I was going to write a post suggesting that Roberts’s vote may have come out the other way if Gonzales v. Raich had come out the other way (it didn’t because Scalia and Kennedy voted with the majority). University of San Diego’s Michael Ramsey beat me to it (reprinted with permission):
In my previous post on the health care decision I suggested that Court’s institutional structure and environment make it an unlikely bulwark against the power of the national government. If that is so, the most important date for the outcome in the challenge to the individual mandate may have been June 6, 2005, when the Court ruled 6-3 for the government in Gonzales v. Raich.
That is not because of the force of precedent. Precedent, especially at the Supreme Court level, is overrated. Justices can and do (and perhaps should) distinguish cases on flimsy grounds. It’s also not because Raich was in itself an important case – the ability to grow marijuana in one’s own backyard seems a minor freedom at best. No one doubts that states can ban such activity, and most have for a long time. But Raich was a lost opportunity to build incrementally a legal culture that would have supported a more constraining decision in the health care case.
Consider the world we would have if Justices Kennedy and Scalia – who now deplore the Court’s failure to check the national government in the health care challenge – had joined Justice O’Connor’s Raich dissent. That would have produced a 5-4 decision against the government (those three plus Justice Thomas and Chief Justice Rehnquist, who did join O’Connor). Despite the closeness of the vote, it likely wouldn’t have met sustained opposition. O’Connor was perceived as moderate and non-ideological, providing political cover. The issue was narrow: whether the national government could prevent Ms. Raich from growing marijuana in her own backyard for her own medical use. A ruling against the government posed no serious challenge to the national drug laws, and O’Connor’s dissent (which would have become the majority) is appropriately and characteristically narrow. Liberal legal commentators, though generally suspicious of federalism, would not have had an immediate political interest in opposing the outcome, and some likely would have supported it on policy grounds. Raich herself was a sympathetic plaintiff about whom a good story could be told. No one could call such a result a “political” decision, nor imagine that it would threaten the Court’s legitimacy. In sum, though the decision would have been criticized, it would have been accepted into the legal culture, taught in law schools, cited in briefs, and become part of commentators’ vocabularies.
Would that have mattered?

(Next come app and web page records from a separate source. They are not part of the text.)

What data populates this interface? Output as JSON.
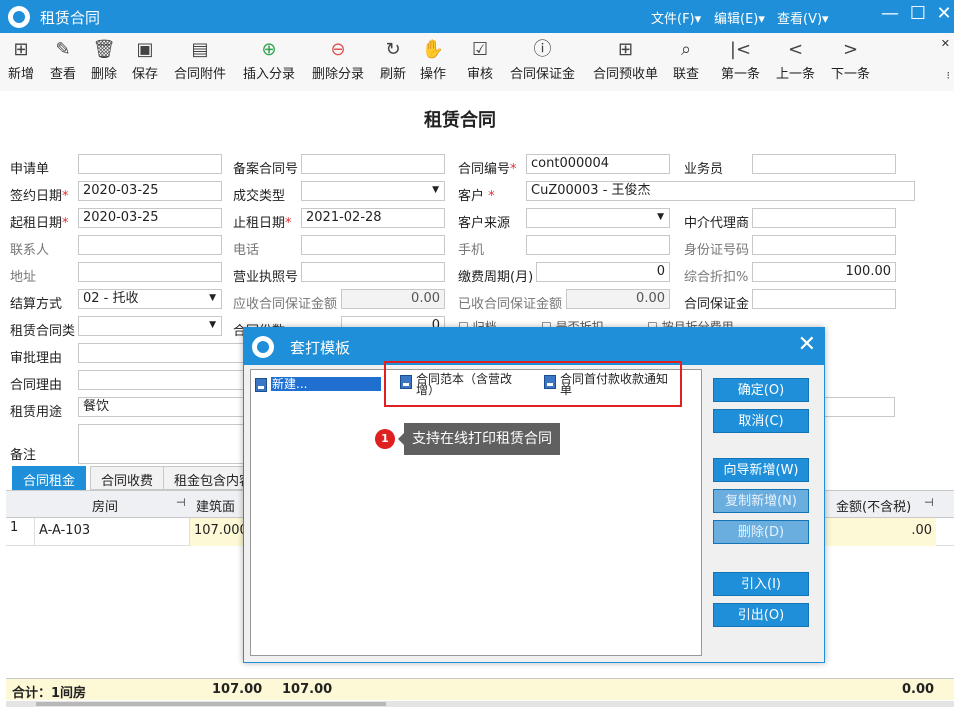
{
  "window": {
    "title": "租赁合同",
    "menus": [
      "文件(F)▾",
      "编辑(E)▾",
      "查看(V)▾"
    ],
    "controls": {
      "minimize": "—",
      "maximize": "☐",
      "close": "✕"
    }
  },
  "toolbar": {
    "buttons": [
      {
        "label": "新增",
        "icon": "⊞"
      },
      {
        "label": "查看",
        "icon": "✎"
      },
      {
        "label": "删除",
        "icon": "🗑"
      },
      {
        "label": "保存",
        "icon": "▣"
      },
      {
        "label": "合同附件",
        "icon": "▤"
      },
      {
        "label": "插入分录",
        "icon": "⊕"
      },
      {
        "label": "删除分录",
        "icon": "⊖"
      },
      {
        "label": "刷新",
        "icon": "↻"
      },
      {
        "label": "操作",
        "icon": "✋"
      },
      {
        "label": "审核",
        "icon": "☑"
      },
      {
        "label": "合同保证金",
        "icon": "ⓘ"
      },
      {
        "label": "合同预收单",
        "icon": "⊞"
      },
      {
        "label": "联查",
        "icon": "⌕"
      },
      {
        "label": "第一条",
        "icon": "|<"
      },
      {
        "label": "上一条",
        "icon": "<"
      },
      {
        "label": "下一条",
        "icon": ">"
      }
    ],
    "more_top": "✕",
    "more_bottom": "⁝"
  },
  "form": {
    "title": "租赁合同",
    "fields": {
      "application": {
        "label": "申请单",
        "value": ""
      },
      "filing_no": {
        "label": "备案合同号",
        "value": ""
      },
      "contract_no": {
        "label": "合同编号",
        "value": "cont000004"
      },
      "salesman": {
        "label": "业务员",
        "value": ""
      },
      "sign_date": {
        "label": "签约日期",
        "value": "2020-03-25"
      },
      "deal_type": {
        "label": "成交类型",
        "value": ""
      },
      "customer": {
        "label": "客户",
        "value": "CuZ00003 - 王俊杰"
      },
      "start_date": {
        "label": "起租日期",
        "value": "2020-03-25"
      },
      "end_date": {
        "label": "止租日期",
        "value": "2021-02-28"
      },
      "customer_source": {
        "label": "客户来源",
        "value": ""
      },
      "agent": {
        "label": "中介代理商",
        "value": ""
      },
      "contact": {
        "label": "联系人",
        "value": ""
      },
      "phone": {
        "label": "电话",
        "value": ""
      },
      "mobile": {
        "label": "手机",
        "value": ""
      },
      "id_no": {
        "label": "身份证号码",
        "value": ""
      },
      "address": {
        "label": "地址",
        "value": ""
      },
      "license": {
        "label": "营业执照号",
        "value": ""
      },
      "pay_cycle": {
        "label": "缴费周期(月)",
        "value": "0"
      },
      "discount": {
        "label": "综合折扣%",
        "value": "100.00"
      },
      "settlement": {
        "label": "结算方式",
        "value": "02 - 托收"
      },
      "deposit_due": {
        "label": "应收合同保证金额",
        "value": "0.00"
      },
      "deposit_received": {
        "label": "已收合同保证金额",
        "value": "0.00"
      },
      "deposit": {
        "label": "合同保证金",
        "value": ""
      },
      "contract_type": {
        "label": "租赁合同类",
        "value": ""
      },
      "contract_count": {
        "label": "合同份数",
        "value": "0"
      },
      "approval_reason": {
        "label": "审批理由",
        "value": ""
      },
      "contract_reason": {
        "label": "合同理由",
        "value": ""
      },
      "usage": {
        "label": "租赁用途",
        "value": "餐饮"
      },
      "remark": {
        "label": "备注",
        "value": ""
      }
    },
    "checkboxes": [
      "☐ 归档",
      "☐ 是否折扣",
      "☐ 按月折分费用"
    ]
  },
  "tabs": [
    "合同租金",
    "合同收费",
    "租金包含内容"
  ],
  "grid": {
    "headers": {
      "room": "房间",
      "area": "建筑面",
      "amount": "金额(不含税)"
    },
    "pin": "⊣",
    "rows": [
      {
        "index": "1",
        "room": "A-A-103",
        "area": "107.000",
        "amount": ".00"
      }
    ],
    "footer": {
      "label": "合计：1间房",
      "area1": "107.00",
      "area2": "107.00",
      "amount": "0.00"
    }
  },
  "dialog": {
    "title": "套打模板",
    "close": "✕",
    "items": [
      {
        "label": "新建..."
      },
      {
        "label": "合同范本（含营改增）"
      },
      {
        "label": "合同首付款收款通知单"
      }
    ],
    "buttons": {
      "ok": "确定(O)",
      "cancel": "取消(C)",
      "wizard_new": "向导新增(W)",
      "copy_new": "复制新增(N)",
      "delete": "删除(D)",
      "import": "引入(I)",
      "export": "引出(O)"
    }
  },
  "callout": {
    "number": "1",
    "text": "支持在线打印租赁合同"
  }
}
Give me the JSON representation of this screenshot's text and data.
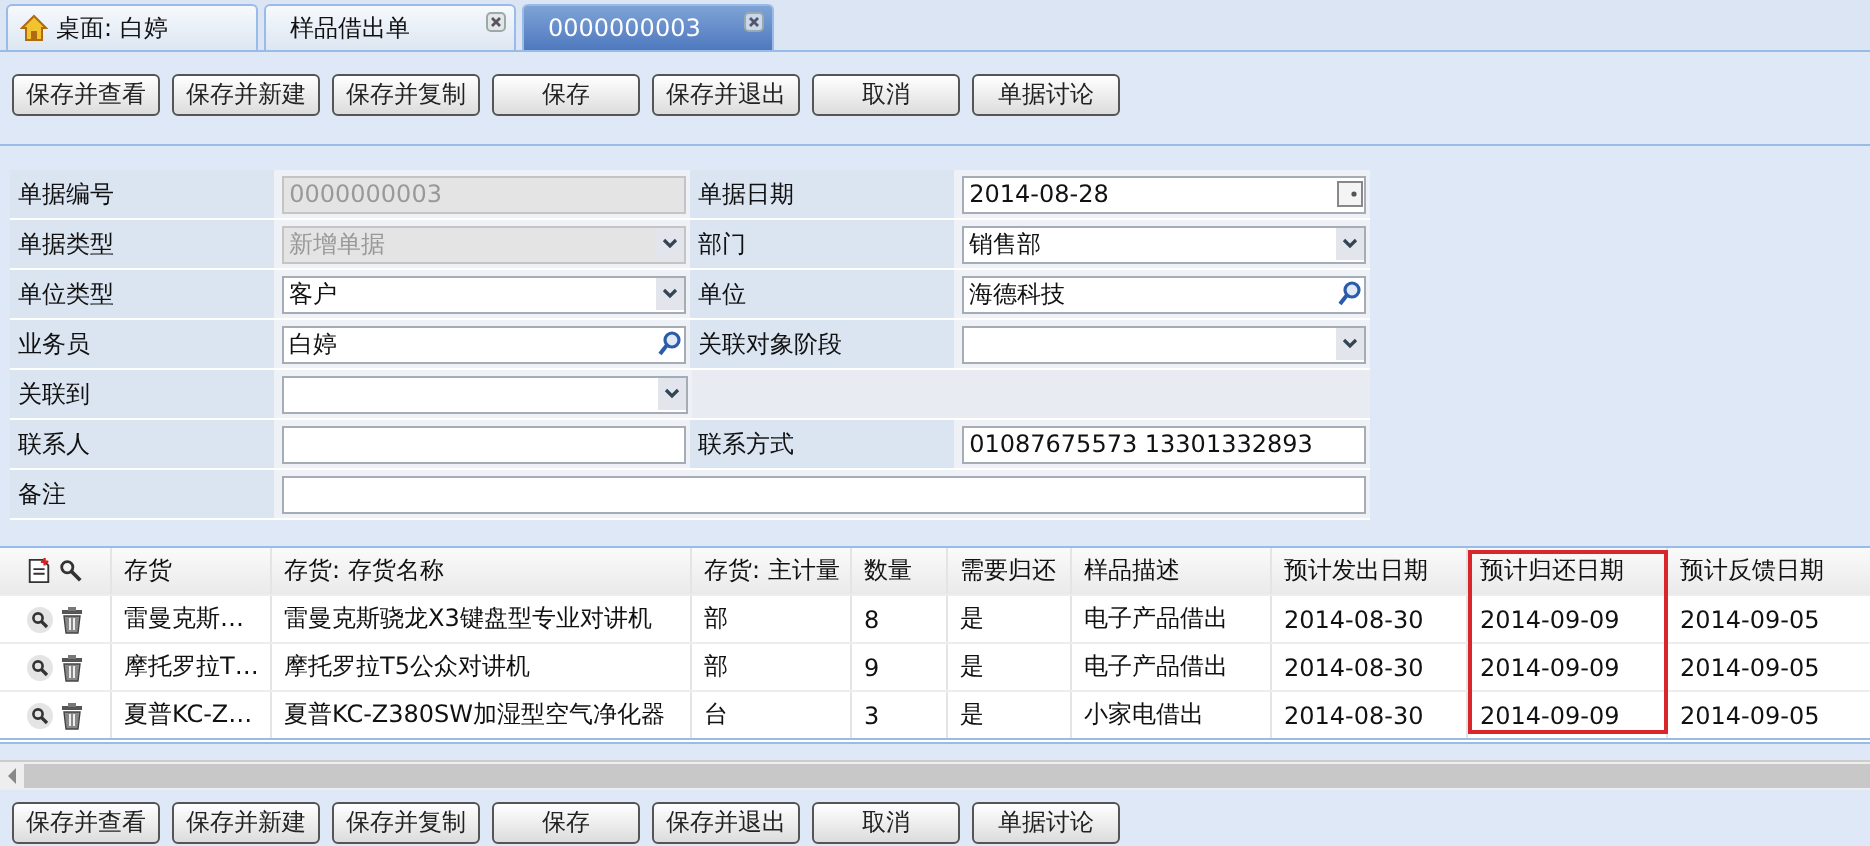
{
  "tabs": [
    {
      "label": "桌面: 白婷",
      "kind": "home",
      "closable": false,
      "selected": false
    },
    {
      "label": "样品借出单",
      "kind": "doc",
      "closable": true,
      "selected": false
    },
    {
      "label": "0000000003",
      "kind": "doc",
      "closable": true,
      "selected": true
    }
  ],
  "toolbar": [
    "保存并查看",
    "保存并新建",
    "保存并复制",
    "保存",
    "保存并退出",
    "取消",
    "单据讨论"
  ],
  "form_rows": [
    [
      {
        "label": "单据编号",
        "kind": "text",
        "value": "0000000003",
        "disabled": true
      },
      {
        "label": "单据日期",
        "kind": "date",
        "value": "2014-08-28",
        "disabled": false
      }
    ],
    [
      {
        "label": "单据类型",
        "kind": "select",
        "value": "新增单据",
        "disabled": true
      },
      {
        "label": "部门",
        "kind": "select",
        "value": "销售部",
        "disabled": false
      }
    ],
    [
      {
        "label": "单位类型",
        "kind": "select",
        "value": "客户",
        "disabled": false
      },
      {
        "label": "单位",
        "kind": "lookup",
        "value": "海德科技",
        "disabled": false
      }
    ],
    [
      {
        "label": "业务员",
        "kind": "lookup",
        "value": "白婷",
        "disabled": false
      },
      {
        "label": "关联对象阶段",
        "kind": "select",
        "disabled": false
      }
    ],
    [
      {
        "label": "关联到",
        "kind": "select",
        "disabled": false
      }
    ],
    [
      {
        "label": "联系人",
        "kind": "text",
        "disabled": false
      },
      {
        "label": "联系方式",
        "kind": "text",
        "value": "01087675573 13301332893",
        "disabled": false
      }
    ],
    [
      {
        "label": "备注",
        "kind": "wide",
        "disabled": false
      }
    ]
  ],
  "table": {
    "columns": [
      {
        "label": "存货",
        "highlighted": false
      },
      {
        "label": "存货: 存货名称",
        "highlighted": false
      },
      {
        "label": "存货: 主计量",
        "highlighted": false
      },
      {
        "label": "数量",
        "highlighted": false
      },
      {
        "label": "需要归还",
        "highlighted": false
      },
      {
        "label": "样品描述",
        "highlighted": false
      },
      {
        "label": "预计发出日期",
        "highlighted": false
      },
      {
        "label": "预计归还日期",
        "highlighted": true
      },
      {
        "label": "预计反馈日期",
        "highlighted": false
      }
    ],
    "rows": [
      [
        "雷曼克斯…",
        "雷曼克斯骁龙X3键盘型专业对讲机",
        "部",
        "8",
        "是",
        "电子产品借出",
        "2014-08-30",
        "2014-09-09",
        "2014-09-05"
      ],
      [
        "摩托罗拉T…",
        "摩托罗拉T5公众对讲机",
        "部",
        "9",
        "是",
        "电子产品借出",
        "2014-08-30",
        "2014-09-09",
        "2014-09-05"
      ],
      [
        "夏普KC-Z…",
        "夏普KC-Z380SW加湿型空气净化器",
        "台",
        "3",
        "是",
        "小家电借出",
        "2014-08-30",
        "2014-09-09",
        "2014-09-05"
      ]
    ]
  },
  "bottom_toolbar": [
    "保存并查看",
    "保存并新建",
    "保存并复制",
    "保存",
    "保存并退出",
    "取消",
    "单据讨论"
  ]
}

I think so. In this hypothetical world, the decision against the government in Raich would have extended the trend of the Lopez (1995) and Morrison (2000) cases, whose central message was that there were (some) federalism limits on the national government. It would have signaled that the longstanding and pivotal precedent Wickard v. Filburn didn’t mean everything it might be thought to mean. I am not suggesting that a pro-federalism result in Raich would have bound the Court to reject the health care law. But it would have supported and encouraged those already inclined to do so. It also would have warned the health care law’s supporters that a federalism challenge was plausible, correspondingly muting their outrage and denting claims that the Court was acting politically rather than legally. The step to be taken, in overturning the individual mandate, would not have seemed so large, nor would the threat to the Court’s legitimacy have been as plausibly raised. It would not, of course, have made the health care challenge uncontroversial — but it would have made it somewhat less exceptional.

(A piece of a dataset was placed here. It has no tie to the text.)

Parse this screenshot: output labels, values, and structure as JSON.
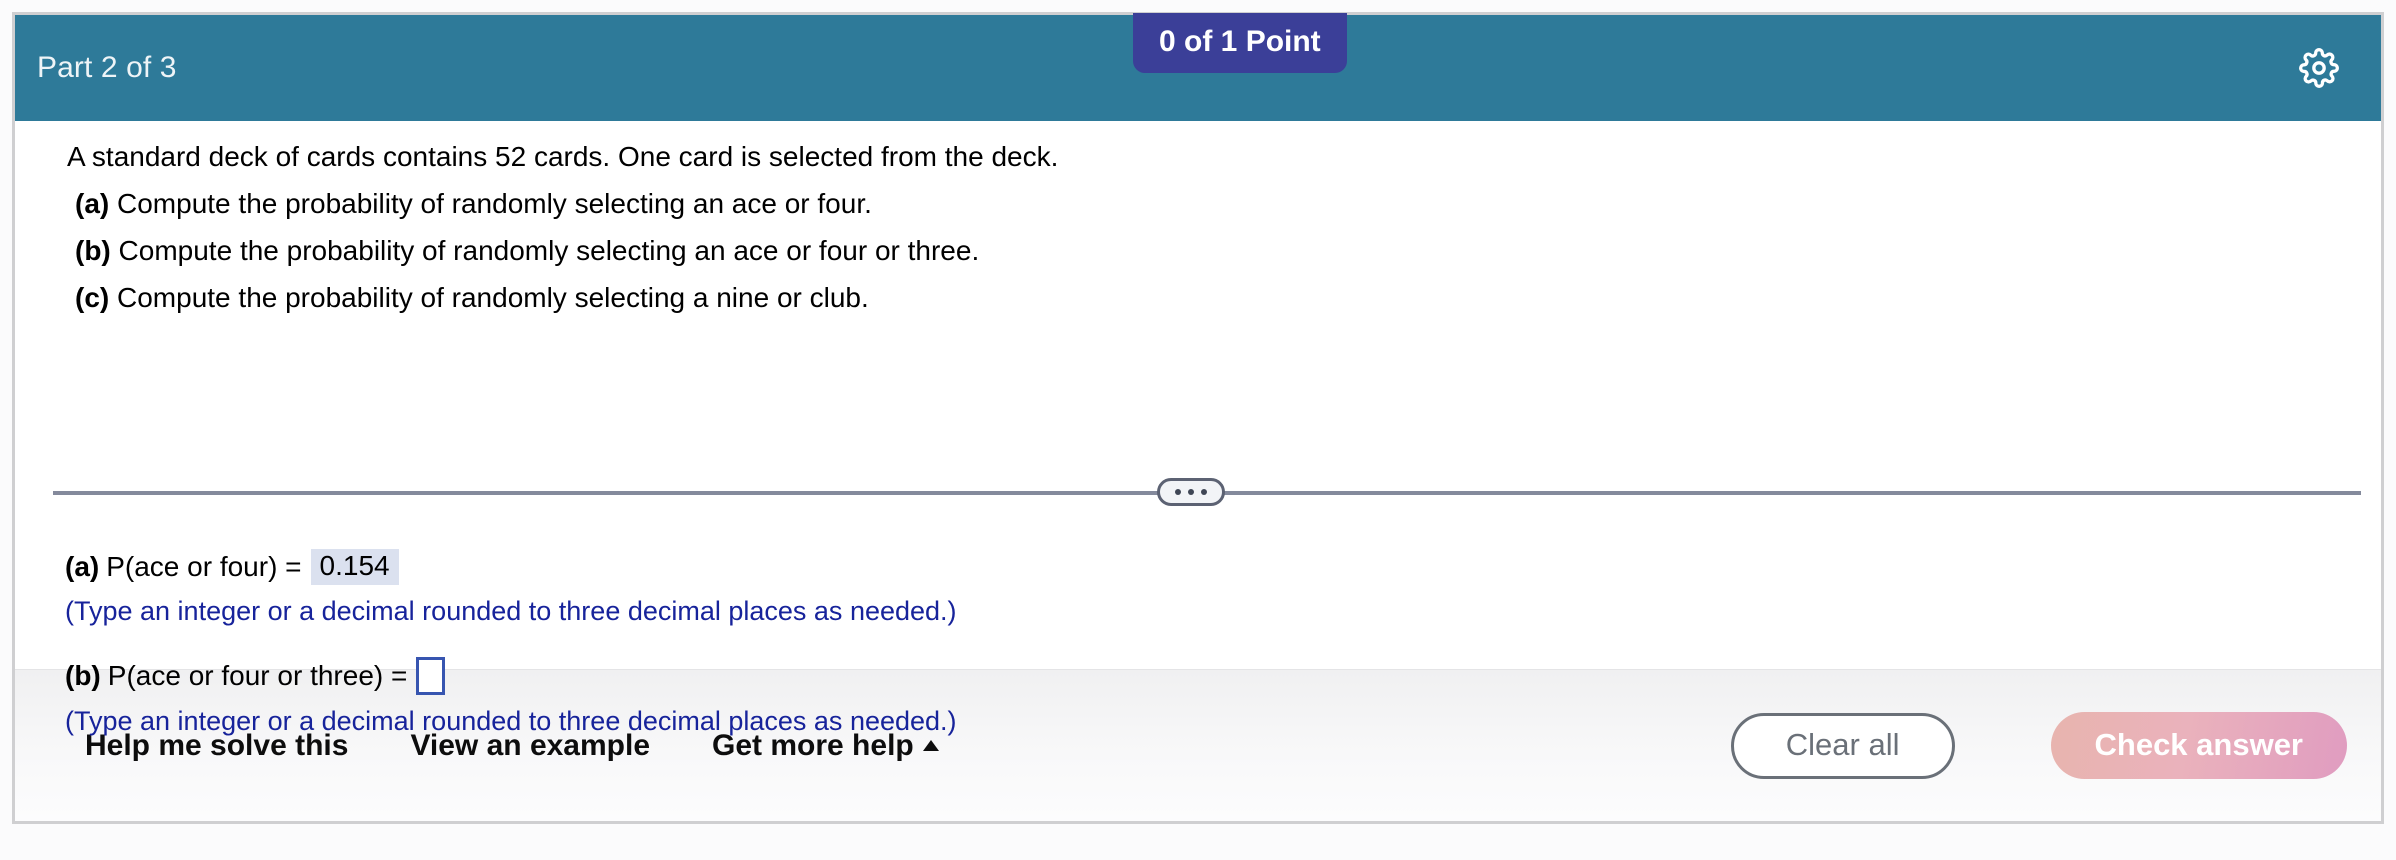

Instead, the actual result in Raich (and especially Scalia’s and Kennedy’s agreement with it) signaled that the Court was not inclined to press the federalism project opened in Lopez and Morrison; a broad view of Wickard appeared secure, and it seemed plausible to assume that (absent political motivations) the Court wouldn’t take meaningful federalism-based actions against an important national law (since it could not even bring itself to take the insignificant action Ms. Raich wanted). The decision in Raich became a weapon for the health care law’s defenders – again, not because it bound the Court into a particular result, but because it promoted a legal culture in which federalism challenges weren’t expected to be taken seriously.
One may argue that something as abstract and ephemeral as “legal culture” can’t determine the views of life-tenured Justices. That’s likely true of particular judges and in particular cases. But in close cases there will be Justices who are uncertain and whose votes will be needed; and for them the legal culture will matter, both because they are products of it, and because they will hesitate to stand against it. The closeness of the health care case despite a hostile legal culture, and the speculations regarding the Chief Justice’s concerns, suggest that a more accommodating legal culture might have made the difference. If so, perhaps the challenge to the mandate was lost in 2005.
I would add that a strong argument against the sort of deference Roberts showed to Congress in adopting the dubious tax argument is that Congress showed little interest in exploring the constitutionality of the ACA as it was enacting it. A strong counter-argument, however, was that Congress simply assumed that the law was constitutional, given the deference shown in cases like Raich. That counter-argument would have been significantly weaker if Raich had come out the other way.
Scalia himself seems to have realized that his vote in Raich helped doom the case against Obamacare–in Raich he claimed to be bound by Wickard, a case he has now publicly disavowed.